Amateur astronomer Don Machholz bagged his 12th visual comet discovery on the morning of Nov. 7 from his home in Colfax, Calif. These days, most comets are found by robotic survey telescopes that scan the sky all night long looking for anything that moves. For an amateur to spot one the old-fashioned way with a telescope in their front yard is an incredible feat. Machholz logged 746 hours of searching since his last visual comet discovery in 2010. That’s dedication.
The new comet, yet to be formally named, bears two temporary designations: TCP J12192806-0211143 and DM001. Its final name may include more than one discoverer as two Japanese observers spotted it at nearly the same time as Machholz. (This just in! — the new object just got its official name: C/2018 V1 (Machholz-Fujikawa-Iwamoto)
When first discovered, it was estimated at about magnitude 10, bright enough to pick up in a 6-inch or larger telescope. But it appears to be getting brighter quickly. I spotted it Saturday morning just before the start of dawn at around magnitude 9 in my 10-inch scope. Others are already seeing in larger binoculars from dark skies and putting it closer to 8th magnitude. Exciting!
C/2018 V1 was easy to spot at a magnification of 56x in my scope — a small, fuzzy glow about 3.5 arc minutes across (30 arc minutes equals the diameter of the full moon) with a bright center. There may have been a hint of a tail pointing to the west, but I couldn’t confirm it. If you have a 6-inch scope or maybe even a little smaller, you can see this! Here’s what you’ll need:
- Find a location with as dark a sky as possible in the eastern direction.
- Get to that spot about 2 hours before sunrise
- Set up your telescope and use the maps below to point you to the comet.
C/2018 V1 is slowly trekking east-northeast across northern Virgo at the rate of about 1.5° per day. Lucky for us, it will be near the easy, naked-eye star Porrima (Gamma (γ) Virginis) for the next few mornings. Porrima is beautiful double star in its own right and well worth a look. Use a magnification of 100x or higher.
To find Porrima look about two fists or 20° high in the eastern sky below the tail of Leo the Lion. Gamma is the star at the center of a Y-shaped asterism called the Bowl of Virgo. Next, point your scope at the star, center it in the field of view and use the detailed chart to slide or “star hop” to the comet. You can’t mistake the comet for anything else — it will be the only bright, fuzzy blob in the area.

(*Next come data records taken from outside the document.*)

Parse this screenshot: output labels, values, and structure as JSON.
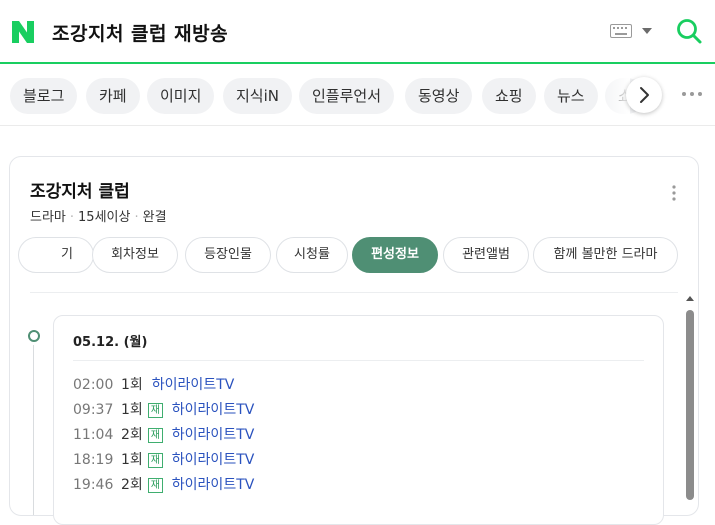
{
  "header": {
    "logo": "N",
    "query": "조강지처 클럽 재방송",
    "icons": [
      "naver-logo-icon",
      "keyboard-icon",
      "dropdown-arrow-icon",
      "search-icon"
    ],
    "accent_color": "#19ce60"
  },
  "tabs": {
    "items": [
      {
        "label": "블로그"
      },
      {
        "label": "카페"
      },
      {
        "label": "이미지"
      },
      {
        "label": "지식iN"
      },
      {
        "label": "인플루언서"
      },
      {
        "label": "동영상"
      },
      {
        "label": "쇼핑"
      },
      {
        "label": "뉴스"
      },
      {
        "label": "쇼"
      }
    ],
    "icons": [
      "chevron-right-icon",
      "more-dots-icon"
    ]
  },
  "program": {
    "title": "조강지처 클럽",
    "genre": "드라마",
    "rating": "15세이상",
    "status": "완결",
    "sub_tabs": [
      {
        "label": "기"
      },
      {
        "label": "회차정보"
      },
      {
        "label": "등장인물"
      },
      {
        "label": "시청률"
      },
      {
        "label": "편성정보",
        "active": true
      },
      {
        "label": "관련앨범"
      },
      {
        "label": "함께 볼만한 드라마"
      }
    ],
    "active_color": "#4f8f74"
  },
  "schedule": {
    "date": "05.12. (월)",
    "rerun_badge": "재",
    "rows": [
      {
        "time": "02:00",
        "episode": "1회",
        "rerun": false,
        "channel": "하이라이트TV"
      },
      {
        "time": "09:37",
        "episode": "1회",
        "rerun": true,
        "channel": "하이라이트TV"
      },
      {
        "time": "11:04",
        "episode": "2회",
        "rerun": true,
        "channel": "하이라이트TV"
      },
      {
        "time": "18:19",
        "episode": "1회",
        "rerun": true,
        "channel": "하이라이트TV"
      },
      {
        "time": "19:46",
        "episode": "2회",
        "rerun": true,
        "channel": "하이라이트TV"
      }
    ]
  }
}
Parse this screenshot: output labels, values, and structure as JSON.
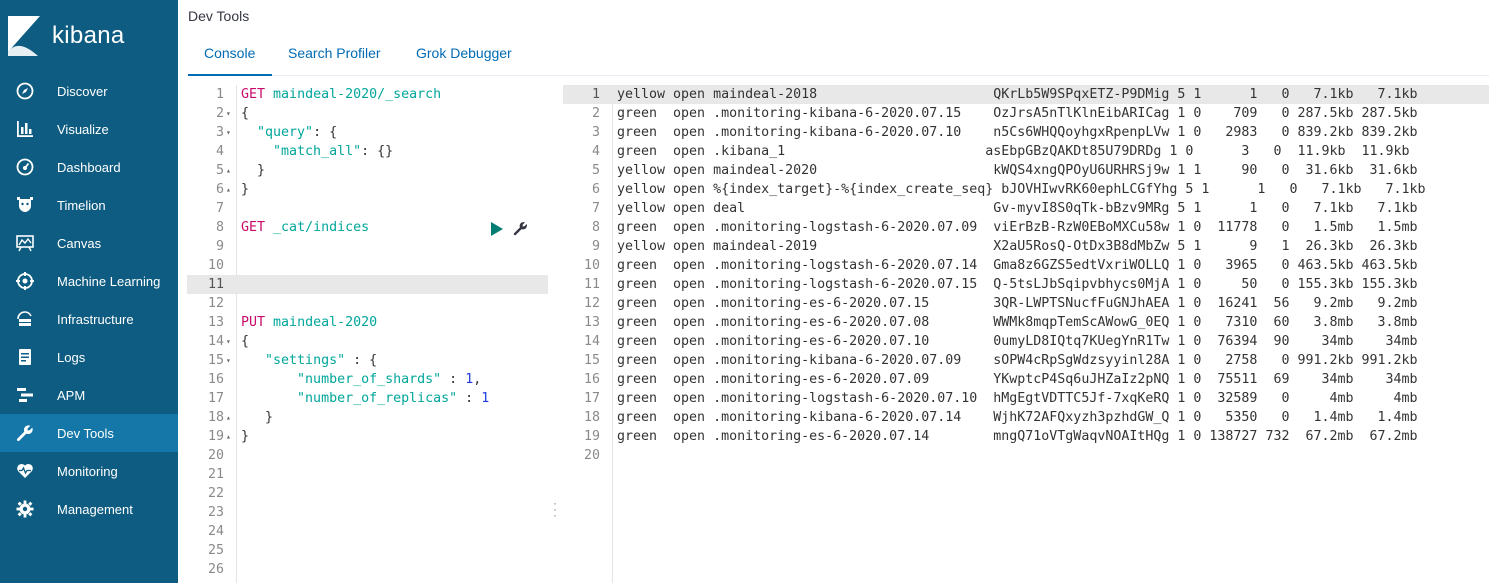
{
  "sidebar": {
    "brand": "kibana",
    "items": [
      {
        "label": "Discover",
        "icon": "compass-icon"
      },
      {
        "label": "Visualize",
        "icon": "bar-chart-icon"
      },
      {
        "label": "Dashboard",
        "icon": "dashboard-icon"
      },
      {
        "label": "Timelion",
        "icon": "timelion-icon"
      },
      {
        "label": "Canvas",
        "icon": "canvas-icon"
      },
      {
        "label": "Machine Learning",
        "icon": "ml-icon"
      },
      {
        "label": "Infrastructure",
        "icon": "infrastructure-icon"
      },
      {
        "label": "Logs",
        "icon": "logs-icon"
      },
      {
        "label": "APM",
        "icon": "apm-icon"
      },
      {
        "label": "Dev Tools",
        "icon": "wrench-icon",
        "active": true
      },
      {
        "label": "Monitoring",
        "icon": "heartbeat-icon"
      },
      {
        "label": "Management",
        "icon": "gear-icon"
      }
    ],
    "colors": {
      "background": "#0e5c81",
      "active": "#1477a7"
    }
  },
  "header": {
    "title": "Dev Tools",
    "tabs": [
      {
        "label": "Console",
        "active": true
      },
      {
        "label": "Search Profiler"
      },
      {
        "label": "Grok Debugger"
      }
    ]
  },
  "editor": {
    "lines": [
      {
        "num": "1",
        "fold": "",
        "text": "GET maindeal-2020/_search"
      },
      {
        "num": "2",
        "fold": "▾",
        "text": "{"
      },
      {
        "num": "3",
        "fold": "▾",
        "text": "  \"query\": {"
      },
      {
        "num": "4",
        "fold": "",
        "text": "    \"match_all\": {}"
      },
      {
        "num": "5",
        "fold": "▴",
        "text": "  }"
      },
      {
        "num": "6",
        "fold": "▴",
        "text": "}"
      },
      {
        "num": "7",
        "fold": "",
        "text": ""
      },
      {
        "num": "8",
        "fold": "",
        "text": "GET _cat/indices"
      },
      {
        "num": "9",
        "fold": "",
        "text": ""
      },
      {
        "num": "10",
        "fold": "",
        "text": ""
      },
      {
        "num": "11",
        "fold": "",
        "text": "",
        "highlight": true
      },
      {
        "num": "12",
        "fold": "",
        "text": ""
      },
      {
        "num": "13",
        "fold": "",
        "text": "PUT maindeal-2020"
      },
      {
        "num": "14",
        "fold": "▾",
        "text": "{"
      },
      {
        "num": "15",
        "fold": "▾",
        "text": "   \"settings\" : {"
      },
      {
        "num": "16",
        "fold": "",
        "text": "       \"number_of_shards\" : 1,"
      },
      {
        "num": "17",
        "fold": "",
        "text": "       \"number_of_replicas\" : 1"
      },
      {
        "num": "18",
        "fold": "▴",
        "text": "   }"
      },
      {
        "num": "19",
        "fold": "▴",
        "text": "}"
      },
      {
        "num": "20",
        "fold": "",
        "text": ""
      },
      {
        "num": "21",
        "fold": "",
        "text": ""
      },
      {
        "num": "22",
        "fold": "",
        "text": ""
      },
      {
        "num": "23",
        "fold": "",
        "text": ""
      },
      {
        "num": "24",
        "fold": "",
        "text": ""
      },
      {
        "num": "25",
        "fold": "",
        "text": ""
      },
      {
        "num": "26",
        "fold": "",
        "text": ""
      }
    ],
    "colors": {
      "method": "#c80a68",
      "url": "#00a69b",
      "key": "#00a69b",
      "number": "#1f3ce0"
    }
  },
  "output": {
    "lines": [
      {
        "num": "1",
        "text": "yellow open maindeal-2018                      QKrLb5W9SPqxETZ-P9DMig 5 1      1   0   7.1kb   7.1kb",
        "highlight": true
      },
      {
        "num": "2",
        "text": "green  open .monitoring-kibana-6-2020.07.15    OzJrsA5nTlKlnEibARICag 1 0    709   0 287.5kb 287.5kb"
      },
      {
        "num": "3",
        "text": "green  open .monitoring-kibana-6-2020.07.10    n5Cs6WHQQoyhgxRpenpLVw 1 0   2983   0 839.2kb 839.2kb"
      },
      {
        "num": "4",
        "text": "green  open .kibana_1                         asEbpGBzQAKDt85U79DRDg 1 0      3   0  11.9kb  11.9kb"
      },
      {
        "num": "5",
        "text": "yellow open maindeal-2020                      kWQS4xngQPOyU6URHRSj9w 1 1     90   0  31.6kb  31.6kb"
      },
      {
        "num": "6",
        "text": "yellow open %{index_target}-%{index_create_seq} bJOVHIwvRK60ephLCGfYhg 5 1      1   0   7.1kb   7.1kb"
      },
      {
        "num": "7",
        "text": "yellow open deal                               Gv-myvI8S0qTk-bBzv9MRg 5 1      1   0   7.1kb   7.1kb"
      },
      {
        "num": "8",
        "text": "green  open .monitoring-logstash-6-2020.07.09  viErBzB-RzW0EBoMXCu58w 1 0  11778   0   1.5mb   1.5mb"
      },
      {
        "num": "9",
        "text": "yellow open maindeal-2019                      X2aU5RosQ-OtDx3B8dMbZw 5 1      9   1  26.3kb  26.3kb"
      },
      {
        "num": "10",
        "text": "green  open .monitoring-logstash-6-2020.07.14  Gma8z6GZS5edtVxriWOLLQ 1 0   3965   0 463.5kb 463.5kb"
      },
      {
        "num": "11",
        "text": "green  open .monitoring-logstash-6-2020.07.15  Q-5tsLJbSqipvbhycs0MjA 1 0     50   0 155.3kb 155.3kb"
      },
      {
        "num": "12",
        "text": "green  open .monitoring-es-6-2020.07.15        3QR-LWPTSNucfFuGNJhAEA 1 0  16241  56   9.2mb   9.2mb"
      },
      {
        "num": "13",
        "text": "green  open .monitoring-es-6-2020.07.08        WWMk8mqpTemScAWowG_0EQ 1 0   7310  60   3.8mb   3.8mb"
      },
      {
        "num": "14",
        "text": "green  open .monitoring-es-6-2020.07.10        0umyLD8IQtq7KUegYnR1Tw 1 0  76394  90    34mb    34mb"
      },
      {
        "num": "15",
        "text": "green  open .monitoring-kibana-6-2020.07.09    sOPW4cRpSgWdzsyyinl28A 1 0   2758   0 991.2kb 991.2kb"
      },
      {
        "num": "16",
        "text": "green  open .monitoring-es-6-2020.07.09        YKwptcP4Sq6uJHZaIz2pNQ 1 0  75511  69    34mb    34mb"
      },
      {
        "num": "17",
        "text": "green  open .monitoring-logstash-6-2020.07.10  hMgEgtVDTTC5Jf-7xqKeRQ 1 0  32589   0     4mb     4mb"
      },
      {
        "num": "18",
        "text": "green  open .monitoring-kibana-6-2020.07.14    WjhK72AFQxyzh3pzhdGW_Q 1 0   5350   0   1.4mb   1.4mb"
      },
      {
        "num": "19",
        "text": "green  open .monitoring-es-6-2020.07.14        mngQ71oVTgWaqvNOAItHQg 1 0 138727 732  67.2mb  67.2mb"
      },
      {
        "num": "20",
        "text": ""
      }
    ]
  }
}
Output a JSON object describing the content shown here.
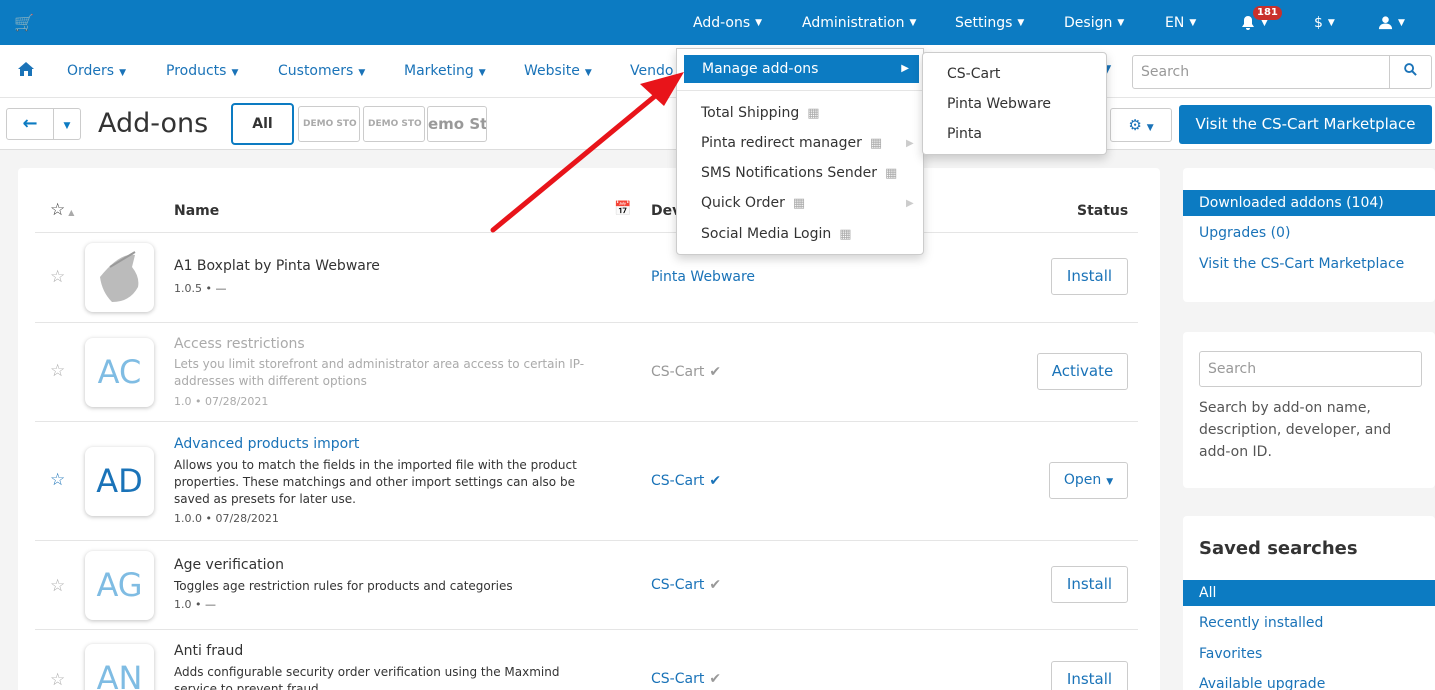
{
  "topbar": {
    "cart_icon": "cart-icon",
    "menu": [
      "Add-ons",
      "Administration",
      "Settings",
      "Design",
      "EN"
    ],
    "notifications_count": "181",
    "currency": "$"
  },
  "secondary_nav": {
    "items": [
      "Orders",
      "Products",
      "Customers",
      "Marketing",
      "Website",
      "Vendo"
    ],
    "search_placeholder": "Search"
  },
  "titlebar": {
    "title": "Add-ons",
    "filter_all": "All",
    "storefronts": [
      "DEMO STO",
      "DEMO STO",
      "emo Sto"
    ],
    "marketplace_button": "Visit the CS-Cart Marketplace"
  },
  "table": {
    "headers": {
      "name": "Name",
      "developer": "Dev",
      "status": "Status"
    },
    "rows": [
      {
        "name": "A1 Boxplat by Pinta Webware",
        "desc": "",
        "version": "1.0.5 • —",
        "developer": "Pinta Webware",
        "action": "Install"
      },
      {
        "name": "Access restrictions",
        "logo": "AC",
        "desc": "Lets you limit storefront and administrator area access to certain IP-addresses with different options",
        "version": "1.0 • 07/28/2021",
        "developer": "CS-Cart",
        "action": "Activate"
      },
      {
        "name": "Advanced products import",
        "logo": "AD",
        "desc": "Allows you to match the fields in the imported file with the product properties. These matchings and other import settings can also be saved as presets for later use.",
        "version": "1.0.0 • 07/28/2021",
        "developer": "CS-Cart",
        "action": "Open"
      },
      {
        "name": "Age verification",
        "logo": "AG",
        "desc": "Toggles age restriction rules for products and categories",
        "version": "1.0 • —",
        "developer": "CS-Cart",
        "action": "Install"
      },
      {
        "name": "Anti fraud",
        "logo": "AN",
        "desc": "Adds configurable security order verification using the Maxmind service to prevent fraud",
        "version": "",
        "developer": "CS-Cart",
        "action": "Install"
      }
    ]
  },
  "sidebar": {
    "links": [
      "Downloaded addons (104)",
      "Upgrades (0)",
      "Visit the CS-Cart Marketplace"
    ],
    "search_placeholder": "Search",
    "search_help": "Search by add-on name, description, developer, and add-on ID.",
    "saved_title": "Saved searches",
    "saved": [
      "All",
      "Recently installed",
      "Favorites",
      "Available upgrade"
    ]
  },
  "dropdown": {
    "highlighted": "Manage add-ons",
    "items": [
      "Total Shipping",
      "Pinta redirect manager",
      "SMS Notifications Sender",
      "Quick Order",
      "Social Media Login"
    ],
    "submenu": [
      "CS-Cart",
      "Pinta Webware",
      "Pinta"
    ]
  },
  "colors": {
    "primary": "#0c7bc2",
    "link": "#1a73b8",
    "badge": "#c9302c",
    "arrow": "#e8141a"
  }
}
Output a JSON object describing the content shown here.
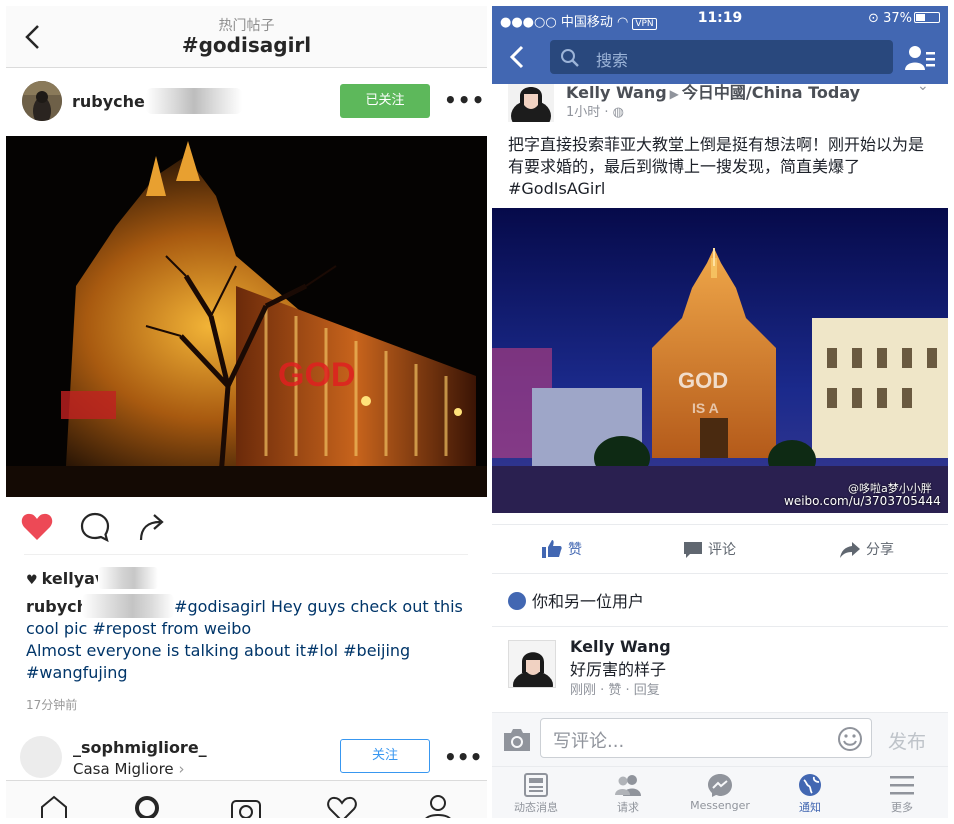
{
  "instagram": {
    "top_bar": {
      "subtitle": "热门帖子",
      "title": "#godisagirl"
    },
    "post": {
      "username": "rubycher",
      "follow_label": "已关注",
      "more_label": "•••",
      "likes_user": "kellyav",
      "caption_user": "rubych",
      "caption_text": "#godisagirl Hey guys check out this cool pic #repost from weibo",
      "caption_text_line2": "Almost everyone is talking about it#lol #beijing #wangfujing",
      "time": "17分钟前"
    },
    "suggestion": {
      "name": "_sophmigliore_",
      "subtitle": "Casa Migliore",
      "follow_label": "关注",
      "more_label": "•••"
    },
    "tabs": [
      "home-icon",
      "search-icon",
      "camera-icon",
      "heart-icon",
      "profile-icon"
    ]
  },
  "facebook": {
    "status_bar": {
      "carrier": "●●●○○ 中国移动",
      "vpn": "VPN",
      "time": "11:19",
      "battery": "37%"
    },
    "search_placeholder": "搜索",
    "post": {
      "author": "Kelly Wang",
      "page": "今日中國/China Today",
      "meta": "1小时 · ",
      "text": "把字直接投索菲亚大教堂上倒是挺有想法啊！刚开始以为是有要求婚的，最后到微博上一搜发现，简直美爆了 #GodIsAGirl",
      "watermark_user": "@哆啦a梦小小胖",
      "watermark_url": "weibo.com/u/3703705444"
    },
    "actions": {
      "like": "赞",
      "comment": "评论",
      "share": "分享"
    },
    "likers_text": "你和另一位用户",
    "comment": {
      "name": "Kelly Wang",
      "text": "好厉害的样子",
      "meta": "刚刚 · 赞 · 回复"
    },
    "composer": {
      "placeholder": "写评论...",
      "post_label": "发布"
    },
    "tabs": [
      {
        "label": "动态消息",
        "icon": "news-feed-icon",
        "active": false
      },
      {
        "label": "请求",
        "icon": "friend-requests-icon",
        "active": false
      },
      {
        "label": "Messenger",
        "icon": "messenger-icon",
        "active": false
      },
      {
        "label": "通知",
        "icon": "notifications-globe-icon",
        "active": true
      },
      {
        "label": "更多",
        "icon": "menu-icon",
        "active": false
      }
    ],
    "accent_color": "#4267b2"
  }
}
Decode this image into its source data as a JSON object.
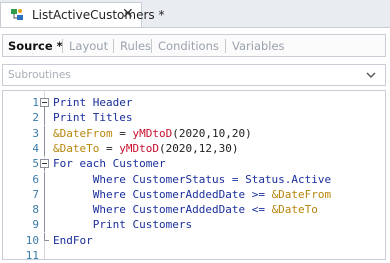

If you have a view clear down to the horizon, you’ll see the amazing duo of Venus and Spica rising in tandem. They’re excellent sky guides and will help direct you to Porrima if you’re having difficulty. Just don’t wait too long after you spot the pair because the start of dawn is imminent upon their appearance! The two will be within 1.5° of each other through Nov. 18.
I’ll have further updates, maps and maybe even a name for this brand new visitor from afar in future updates. You’ll find more information at these sites:
- Don Machholz’s Twitter page
- Transient Object Followup Reports
- Minor Planet Center’s Possible Comet Confirmation Page Observers with sky mapping software or star charts can select “DM001” then click “Get Ephemerides” to get updated comet positions.